The last post discussed parents’ habits that may not have been best for their children’s healthy lifestyle. This post is going to explore options parents can make to help their children. One of the first issues is the reestablishment of the presence and role of parents in the meal process (Warren and Smalley 36). Families are rarely having dinner together during the week, and this causes a lack of parents’ help in shaping their children’s meals since the children are missing the educational factor about cooking and meal composition by their parents (Warren and Smalley 36).

The parents need to become involved in teaching important lifestyle messages to their children since if parents are involved in the process it is more effective. It can be a family effort rather than directed solely at children. This will make it more social by bringing the family together and not making the child feel they are the outcast of the family. The healthy lifestyle that the child is taught and accustomed to is the one that they are going to view as normal and continue as they get older and remove themselves from the control of their parents.

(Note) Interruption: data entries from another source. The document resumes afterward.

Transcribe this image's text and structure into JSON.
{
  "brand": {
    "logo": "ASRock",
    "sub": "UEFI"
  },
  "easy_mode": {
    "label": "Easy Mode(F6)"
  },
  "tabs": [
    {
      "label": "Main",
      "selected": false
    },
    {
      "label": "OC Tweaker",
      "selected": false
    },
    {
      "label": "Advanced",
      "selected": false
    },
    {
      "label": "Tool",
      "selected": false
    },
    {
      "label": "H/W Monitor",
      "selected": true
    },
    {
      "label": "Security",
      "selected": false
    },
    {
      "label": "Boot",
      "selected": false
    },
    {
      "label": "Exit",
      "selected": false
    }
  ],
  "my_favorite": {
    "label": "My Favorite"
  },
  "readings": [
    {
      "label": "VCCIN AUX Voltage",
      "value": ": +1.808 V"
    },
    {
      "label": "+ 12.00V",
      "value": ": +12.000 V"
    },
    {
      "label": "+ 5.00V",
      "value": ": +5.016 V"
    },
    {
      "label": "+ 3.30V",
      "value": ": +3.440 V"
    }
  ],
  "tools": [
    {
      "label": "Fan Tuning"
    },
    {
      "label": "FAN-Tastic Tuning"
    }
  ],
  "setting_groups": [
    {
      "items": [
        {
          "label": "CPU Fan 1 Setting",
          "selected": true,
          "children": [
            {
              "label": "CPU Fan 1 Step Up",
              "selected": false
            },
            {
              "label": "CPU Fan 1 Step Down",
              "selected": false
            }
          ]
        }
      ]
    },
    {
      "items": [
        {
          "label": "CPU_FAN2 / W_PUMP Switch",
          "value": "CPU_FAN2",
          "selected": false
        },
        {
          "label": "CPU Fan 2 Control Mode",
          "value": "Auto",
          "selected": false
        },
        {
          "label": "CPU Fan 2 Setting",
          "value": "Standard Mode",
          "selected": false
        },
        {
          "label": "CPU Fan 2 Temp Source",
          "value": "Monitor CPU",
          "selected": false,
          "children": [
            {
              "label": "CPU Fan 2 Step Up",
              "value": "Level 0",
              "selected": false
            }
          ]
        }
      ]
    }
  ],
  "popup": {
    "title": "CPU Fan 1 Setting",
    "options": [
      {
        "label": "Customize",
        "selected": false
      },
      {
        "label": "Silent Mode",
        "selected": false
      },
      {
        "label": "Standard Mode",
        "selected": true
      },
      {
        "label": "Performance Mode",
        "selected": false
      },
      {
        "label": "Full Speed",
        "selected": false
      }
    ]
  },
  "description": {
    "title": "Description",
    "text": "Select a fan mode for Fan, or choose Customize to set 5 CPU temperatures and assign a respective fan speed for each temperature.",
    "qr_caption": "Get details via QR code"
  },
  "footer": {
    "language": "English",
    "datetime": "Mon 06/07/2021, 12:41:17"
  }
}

Many people lack knowledge about obesity (Parker et al., 49). Also, many parents are oblivious to the reality of their children’s appearance (Parker et al., 49). Parents are in an act of denial and are not coming to terms with what the medical professionals are telling them about their children’s weight (Parker et al., 49). The parents do not feel a threat when they find out that their child is in the highest percentile, since there are many other children who are overweight, so it is not a problem that their child is (Parker et al., 49). These attitudes need to be changed. Being overweight is not just a phase that all children go through, and it is hard to reverse weight issues once they occur. It is better to take the medical professional advice and change the lifestyle and actions of the child when it can be easier to monitor them. Parents are not realizing that their child has a weight issue which needs to be handled because it is adversely affecting their child in many ways.

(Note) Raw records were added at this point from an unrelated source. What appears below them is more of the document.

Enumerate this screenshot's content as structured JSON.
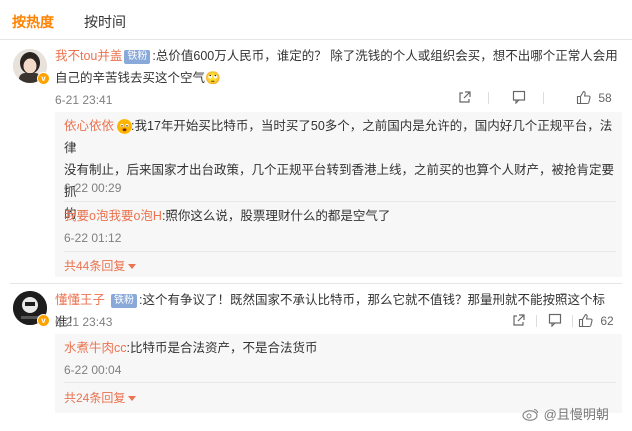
{
  "tabs": {
    "hot": "按热度",
    "time": "按时间"
  },
  "comments": [
    {
      "user": "我不tou并盖",
      "badge": "铁粉",
      "line1": ":总价值600万人民币，谁定的？ 除了洗钱的个人或组织会买，想不出哪个正常人会用",
      "line2": "自己的辛苦钱去买这个空气",
      "emoji": "🙄",
      "time": "6-21 23:41",
      "likes": "58",
      "replies": [
        {
          "user": "依心依依",
          "line1": ":我17年开始买比特币，当时买了50多个，之前国内是允许的，国内好几个正规平台，法律",
          "line2": "没有制止，后来国家才出台政策，几个正规平台转到香港上线，之前买的也算个人财产，被抢肯定要抓",
          "line3": "的",
          "time": "6-22 00:29"
        },
        {
          "user": "我要o泡我要o泡H",
          "text": ":照你这么说，股票理财什么的都是空气了",
          "time": "6-22 01:12"
        }
      ],
      "more_replies": "共44条回复"
    },
    {
      "user": "懂懂王子",
      "badge": "铁粉",
      "text": ":这个有争议了！既然国家不承认比特币，那么它就不值钱？那量刑就不能按照这个标准！",
      "time": "6-21 23:43",
      "likes": "62",
      "replies": [
        {
          "user": "水煮牛肉cc",
          "text": ":比特币是合法资产，不是合法货币",
          "time": "6-22 00:04"
        }
      ],
      "more_replies": "共24条回复"
    }
  ],
  "watermark": "@且慢明朝",
  "colors": {
    "accent": "#ff8200",
    "username": "#eb7350",
    "badge": "#89a9d9"
  }
}
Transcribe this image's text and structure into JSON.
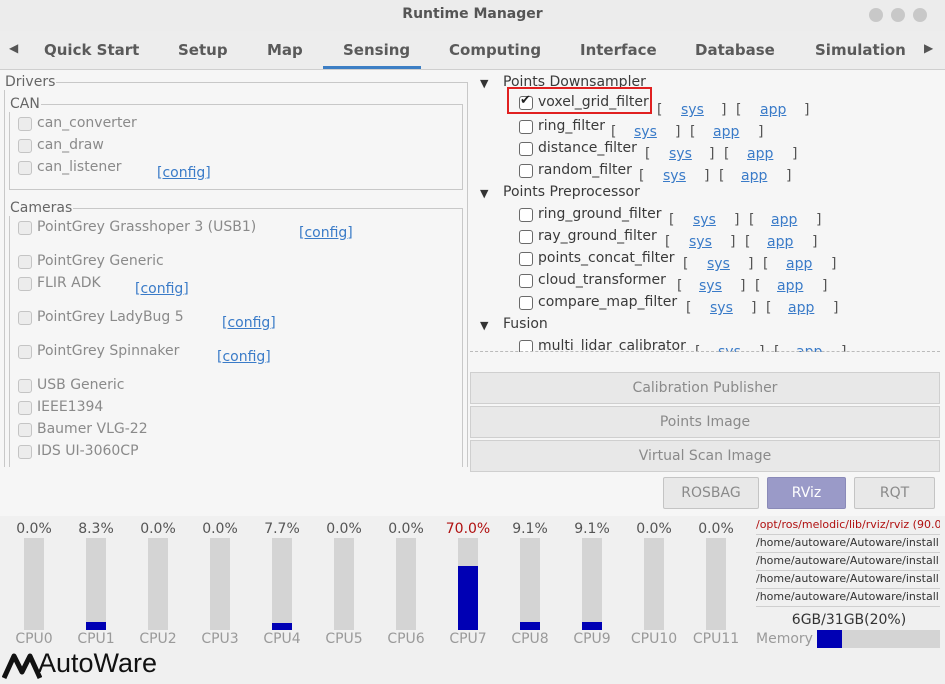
{
  "window": {
    "title": "Runtime Manager"
  },
  "tabs": [
    "Quick Start",
    "Setup",
    "Map",
    "Sensing",
    "Computing",
    "Interface",
    "Database",
    "Simulation"
  ],
  "selected_tab": "Sensing",
  "drivers": {
    "label": "Drivers",
    "can": {
      "label": "CAN",
      "items": [
        "can_converter",
        "can_draw",
        "can_listener"
      ],
      "config": "[config]"
    },
    "cameras": {
      "label": "Cameras",
      "items": [
        "PointGrey Grasshoper 3 (USB1)",
        "PointGrey Generic",
        "FLIR ADK",
        "PointGrey LadyBug 5",
        "PointGrey Spinnaker",
        "USB Generic",
        "IEEE1394",
        "Baumer VLG-22",
        "IDS UI-3060CP"
      ],
      "config": "[config]"
    }
  },
  "sections": [
    {
      "label": "Points Downsampler",
      "items": [
        {
          "name": "voxel_grid_filter",
          "checked": true
        },
        {
          "name": "ring_filter",
          "checked": false
        },
        {
          "name": "distance_filter",
          "checked": false
        },
        {
          "name": "random_filter",
          "checked": false
        }
      ]
    },
    {
      "label": "Points Preprocessor",
      "items": [
        {
          "name": "ring_ground_filter",
          "checked": false
        },
        {
          "name": "ray_ground_filter",
          "checked": false
        },
        {
          "name": "points_concat_filter",
          "checked": false
        },
        {
          "name": "cloud_transformer",
          "checked": false
        },
        {
          "name": "compare_map_filter",
          "checked": false
        }
      ]
    },
    {
      "label": "Fusion",
      "items": [
        {
          "name": "multi_lidar_calibrator",
          "checked": false
        }
      ]
    }
  ],
  "links": {
    "sys": "sys",
    "app": "app",
    "open": "[",
    "close": "]"
  },
  "buttons": {
    "calibration_publisher": "Calibration Publisher",
    "points_image": "Points Image",
    "virtual_scan_image": "Virtual Scan Image",
    "rosbag": "ROSBAG",
    "rviz": "RViz",
    "rqt": "RQT"
  },
  "cpus": [
    {
      "label": "CPU0",
      "pct": "0.0%",
      "value": 0.0
    },
    {
      "label": "CPU1",
      "pct": "8.3%",
      "value": 8.3
    },
    {
      "label": "CPU2",
      "pct": "0.0%",
      "value": 0.0
    },
    {
      "label": "CPU3",
      "pct": "0.0%",
      "value": 0.0
    },
    {
      "label": "CPU4",
      "pct": "7.7%",
      "value": 7.7
    },
    {
      "label": "CPU5",
      "pct": "0.0%",
      "value": 0.0
    },
    {
      "label": "CPU6",
      "pct": "0.0%",
      "value": 0.0
    },
    {
      "label": "CPU7",
      "pct": "70.0%",
      "value": 70.0
    },
    {
      "label": "CPU8",
      "pct": "9.1%",
      "value": 9.1
    },
    {
      "label": "CPU9",
      "pct": "9.1%",
      "value": 9.1
    },
    {
      "label": "CPU10",
      "pct": "0.0%",
      "value": 0.0
    },
    {
      "label": "CPU11",
      "pct": "0.0%",
      "value": 0.0
    }
  ],
  "processes": [
    "/opt/ros/melodic/lib/rviz/rviz (90.0",
    "/home/autoware/Autoware/install",
    "/home/autoware/Autoware/install",
    "/home/autoware/Autoware/install",
    "/home/autoware/Autoware/install"
  ],
  "memory": {
    "text": "6GB/31GB(20%)",
    "label": "Memory",
    "value": 20
  },
  "logo": "AutoWare",
  "colors": {
    "accent": "#3c7ec4",
    "cpu_bar": "#0000b4",
    "highlight": "#e02020",
    "alert": "#b01010",
    "rviz_btn": "#9a9ac8"
  }
}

Once parents accept their child’s weight issue child has, they need to educate the child. Parents do not like talking about weight with their children because they do not think it is an important topic and would rather talk about safe sex, drugs, smoking, and alcohol (Warren and Smalley 49). Parents believe this discussion is not their job and is best when the medical professionals do so (Warren and Smalley 49). This is a negative way of thinking about the child becoming aware of the issue and its effects on them. Even when they are told by the medical professional it might not last once they leave the doctors if their parents do not reinforce the message and show support. They need to help them resolve this issue by making changes within the family and taking responsibility for the actions of their children and helping monitor their behaviors. Ideally this would include telling them to go outside and exercise while they are making a healthy, balanced meal. There needs to be openness between parents and children and for all to understand the long term importance of lifestyle changes. Parents cannot shy away from the topic and need to be educated in knowing what is best to say and the actions that are best. The next post is going to explore the role of child care and schools.

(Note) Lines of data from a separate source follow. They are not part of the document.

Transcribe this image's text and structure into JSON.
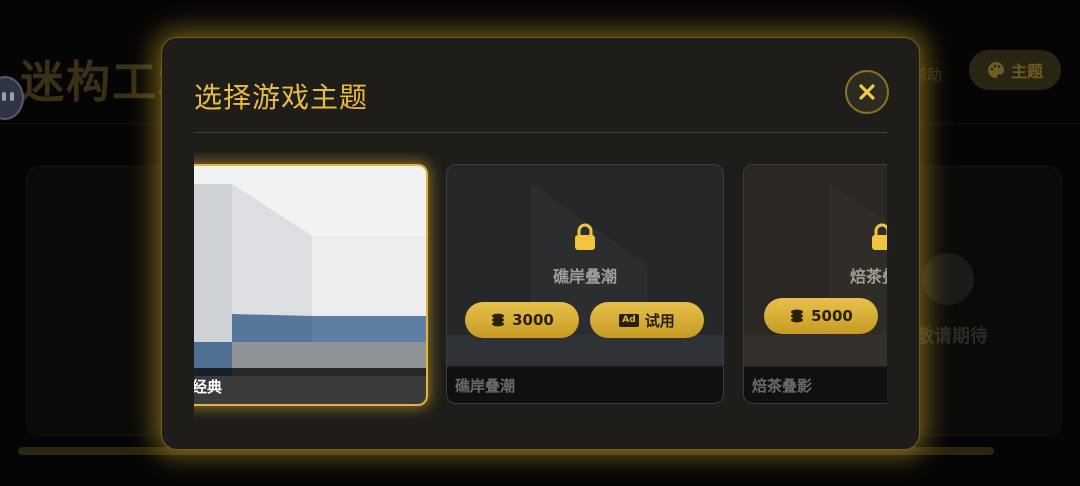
{
  "background": {
    "title": "迷构工坊",
    "theme_button_label": "主题",
    "help_text": "帮助",
    "coming_soon_text": "敬请期待"
  },
  "modal": {
    "title": "选择游戏主题",
    "close_icon": "close-icon"
  },
  "themes": [
    {
      "name": "经典",
      "caption": "经典",
      "locked": false,
      "selected": true
    },
    {
      "name": "礁岸叠潮",
      "caption": "礁岸叠潮",
      "locked": true,
      "price": "3000",
      "trial_label": "试用",
      "ad_badge": "Ad"
    },
    {
      "name": "焙茶叠影",
      "caption": "焙茶叠影",
      "lock_label": "焙茶叠",
      "locked": true,
      "price": "5000"
    }
  ],
  "colors": {
    "accent": "#e8bc40",
    "modal_bg": "#1f1d19",
    "glow": "#cda528",
    "pill": "#d4ab33"
  }
}
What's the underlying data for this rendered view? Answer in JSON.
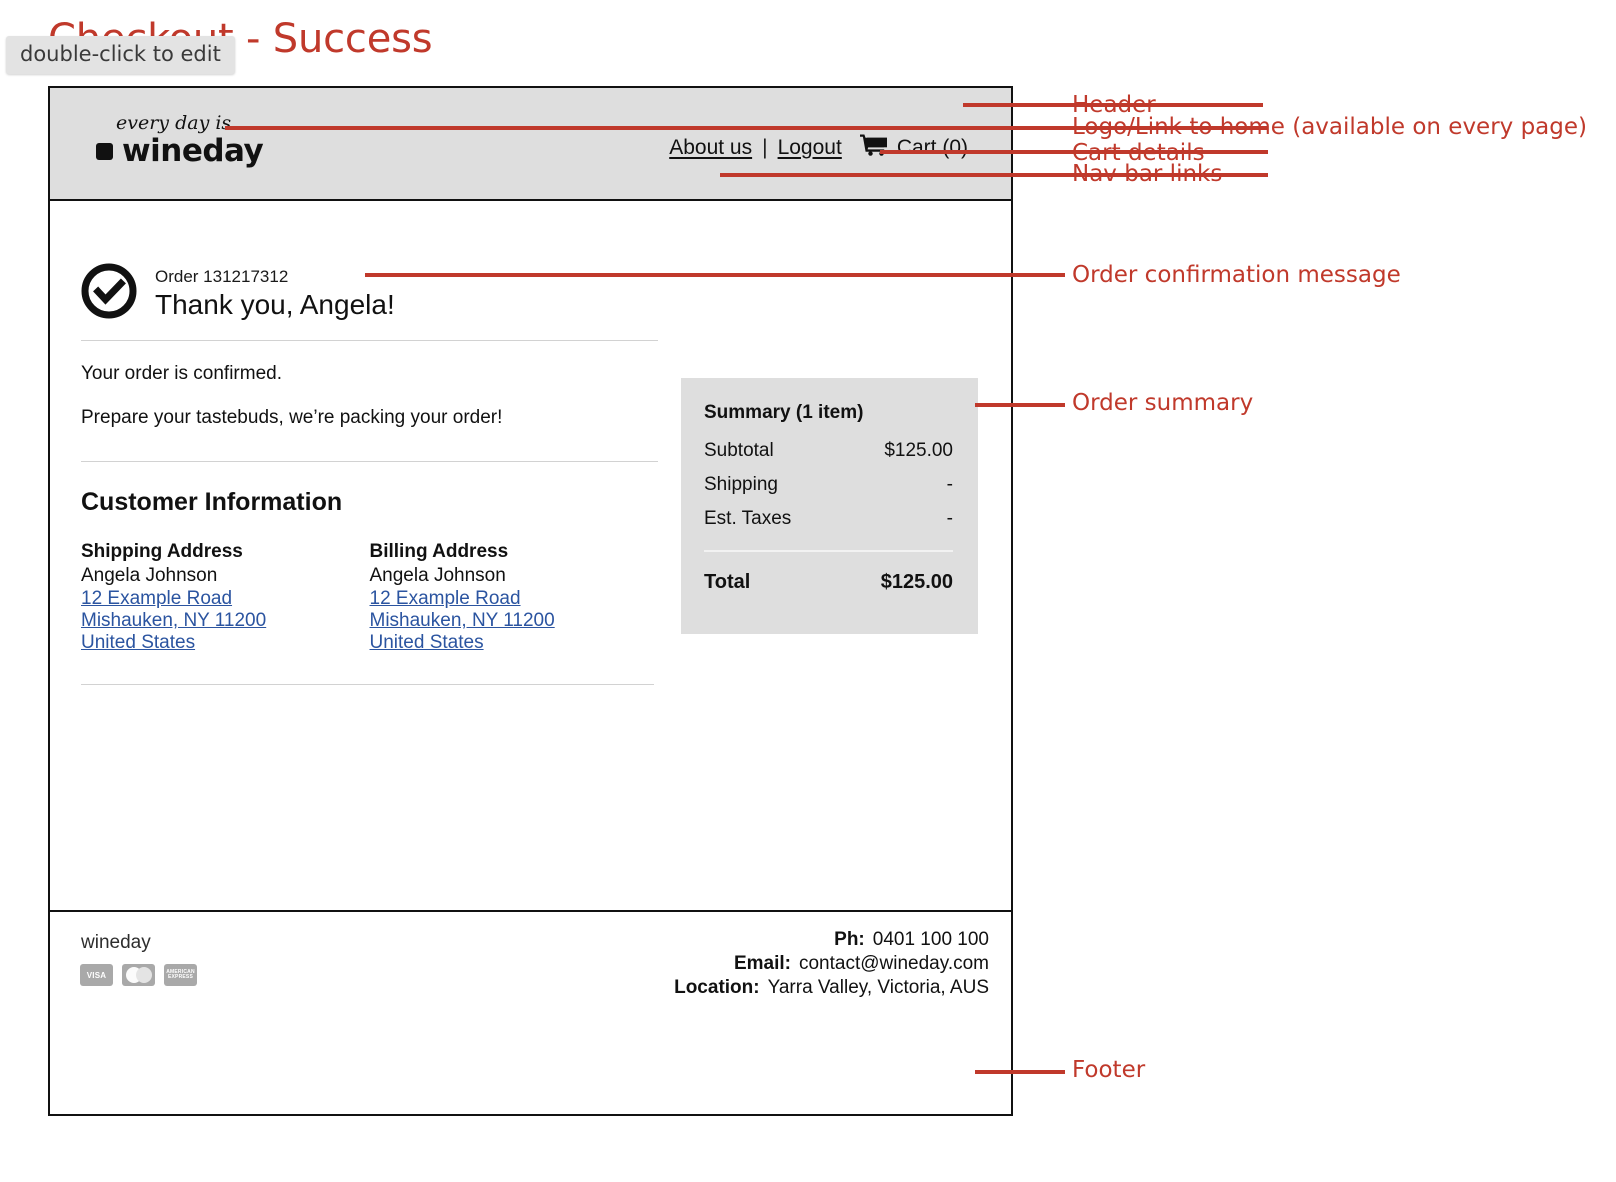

Work Cited

Parker, Lynn, Emily Ann Miller, Elena Ovaitt, and Stephen Olson. Alliances for Obesity

Prevention: Finding Common Ground. Washington D.C.: The National Academics Press, 2012. Print.

Warren, Jacob C. and K. Bryant Smalley. “Always the Fat Kid: The Truth About the Enduring

Effects of Childhood Obesity.” New York: Pagrave Macmillan. 2013. Print.